Work task: Only lines containing the word "title" belong in the answer; copy each one from the records.
Records for this task below:
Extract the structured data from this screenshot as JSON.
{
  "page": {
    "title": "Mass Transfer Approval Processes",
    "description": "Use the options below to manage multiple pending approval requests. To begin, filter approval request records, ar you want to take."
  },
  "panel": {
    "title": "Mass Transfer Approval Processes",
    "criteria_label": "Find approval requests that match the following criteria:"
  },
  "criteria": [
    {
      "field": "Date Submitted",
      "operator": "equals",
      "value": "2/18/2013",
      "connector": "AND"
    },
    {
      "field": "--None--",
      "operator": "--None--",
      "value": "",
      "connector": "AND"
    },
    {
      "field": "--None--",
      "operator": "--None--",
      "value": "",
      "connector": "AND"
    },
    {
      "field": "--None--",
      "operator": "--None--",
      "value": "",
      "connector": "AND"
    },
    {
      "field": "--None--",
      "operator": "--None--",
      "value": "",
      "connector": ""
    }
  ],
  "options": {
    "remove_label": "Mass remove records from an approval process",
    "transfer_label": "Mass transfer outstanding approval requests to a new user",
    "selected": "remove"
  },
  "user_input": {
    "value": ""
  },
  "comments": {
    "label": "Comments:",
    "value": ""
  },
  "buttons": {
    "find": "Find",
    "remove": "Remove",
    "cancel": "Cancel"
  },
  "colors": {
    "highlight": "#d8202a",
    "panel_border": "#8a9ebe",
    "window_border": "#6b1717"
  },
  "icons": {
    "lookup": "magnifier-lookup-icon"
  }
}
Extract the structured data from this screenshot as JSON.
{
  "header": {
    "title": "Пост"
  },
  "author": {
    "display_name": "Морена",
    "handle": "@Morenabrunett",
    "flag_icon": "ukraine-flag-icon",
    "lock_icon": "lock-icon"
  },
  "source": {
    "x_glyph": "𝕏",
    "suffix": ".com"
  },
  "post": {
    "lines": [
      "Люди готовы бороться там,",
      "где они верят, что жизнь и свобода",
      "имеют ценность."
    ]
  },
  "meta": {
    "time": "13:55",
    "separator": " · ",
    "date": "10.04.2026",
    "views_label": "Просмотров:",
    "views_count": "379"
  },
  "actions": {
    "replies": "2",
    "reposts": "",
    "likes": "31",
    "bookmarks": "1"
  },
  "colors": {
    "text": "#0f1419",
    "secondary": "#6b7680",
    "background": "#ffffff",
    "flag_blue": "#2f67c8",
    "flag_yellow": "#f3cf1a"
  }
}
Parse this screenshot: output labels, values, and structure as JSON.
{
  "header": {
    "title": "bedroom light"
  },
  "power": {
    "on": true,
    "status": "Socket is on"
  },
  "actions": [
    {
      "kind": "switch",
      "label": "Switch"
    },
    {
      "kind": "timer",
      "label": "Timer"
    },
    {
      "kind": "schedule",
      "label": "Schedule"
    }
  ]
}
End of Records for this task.
Solution to the problem:
    "title": "Mass Transfer Approval Processes",
    "title": "Mass Transfer Approval Processes",
    "title": "Пост"
    "title": "bedroom light"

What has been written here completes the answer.